Segment Start: Data

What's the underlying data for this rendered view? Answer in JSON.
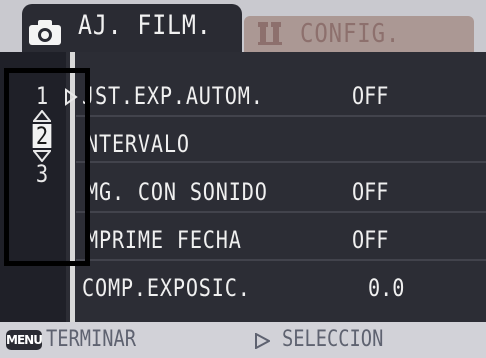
{
  "tabs": {
    "shooting": {
      "icon": "camera-icon",
      "label": "AJ. FILM."
    },
    "setup": {
      "icon": "setup-icon",
      "label": "CONFIG."
    }
  },
  "pages": {
    "numbers": [
      "1",
      "2",
      "3"
    ],
    "current": "2"
  },
  "menu": {
    "items": [
      {
        "label": "JST.EXP.AUTOM.",
        "value": "OFF"
      },
      {
        "label": "NTERVALO",
        "value": ""
      },
      {
        "label": "MG. CON SONIDO",
        "value": "OFF"
      },
      {
        "label": "MPRIME FECHA",
        "value": "OFF"
      },
      {
        "label": "COMP.EXPOSIC.",
        "value": "0.0"
      }
    ]
  },
  "footer": {
    "menu_button_label": "MENU",
    "exit_label": "TERMINAR",
    "select_label": "SELECCION"
  },
  "colors": {
    "tab_bar": "#c9c9cf",
    "active_tab": "#2a2b33",
    "inactive_tab": "#ab9894",
    "menu_background": "#2c2d35",
    "text": "#f0f0f0",
    "footer": "#d2d2d8"
  }
}
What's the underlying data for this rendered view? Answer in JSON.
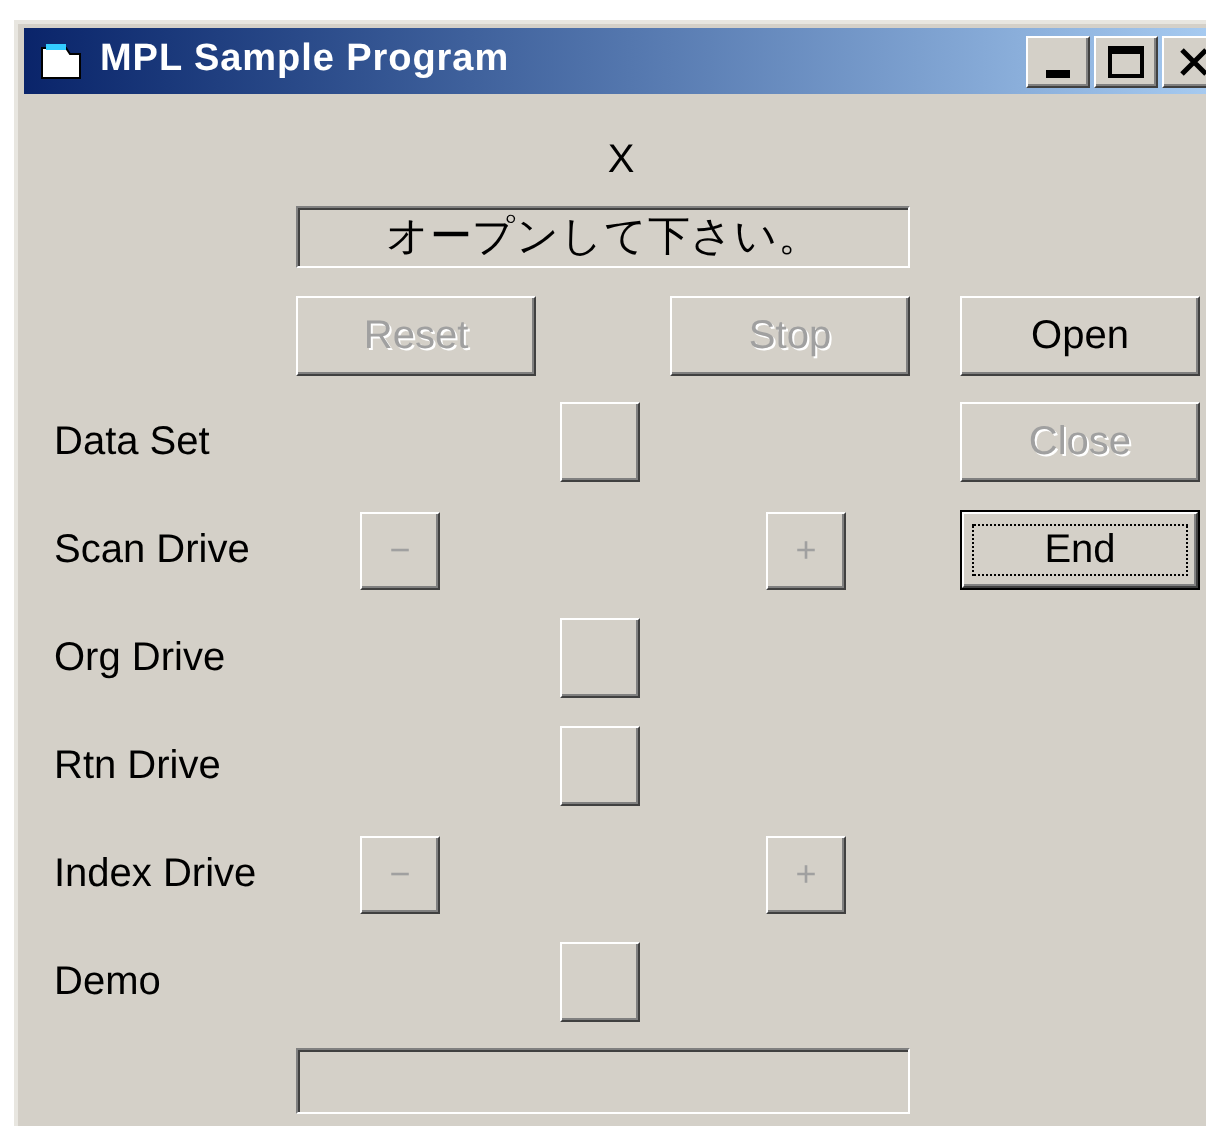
{
  "window": {
    "title": "MPL Sample Program"
  },
  "caption": "X",
  "status": {
    "value": "オープンして下さい。"
  },
  "top_buttons": [
    {
      "label": "Reset",
      "disabled": true
    },
    {
      "label": "Stop",
      "disabled": true
    }
  ],
  "side_buttons": [
    {
      "label": "Open",
      "disabled": false,
      "focused": false
    },
    {
      "label": "Close",
      "disabled": true,
      "focused": false
    },
    {
      "label": "End",
      "disabled": false,
      "focused": true
    }
  ],
  "rows": [
    {
      "kind": "toggle",
      "label": "Data Set"
    },
    {
      "kind": "stepper",
      "label": "Scan Drive",
      "minus": "−",
      "plus": "+",
      "disabled": true
    },
    {
      "kind": "toggle",
      "label": "Org Drive"
    },
    {
      "kind": "toggle",
      "label": "Rtn Drive"
    },
    {
      "kind": "stepper",
      "label": "Index Drive",
      "minus": "−",
      "plus": "+",
      "disabled": true
    },
    {
      "kind": "toggle",
      "label": "Demo"
    }
  ]
}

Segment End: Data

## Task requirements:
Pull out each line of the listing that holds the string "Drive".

## Solution below:
      "label": "Scan Drive",
      "label": "Org Drive"
      "label": "Rtn Drive"
      "label": "Index Drive",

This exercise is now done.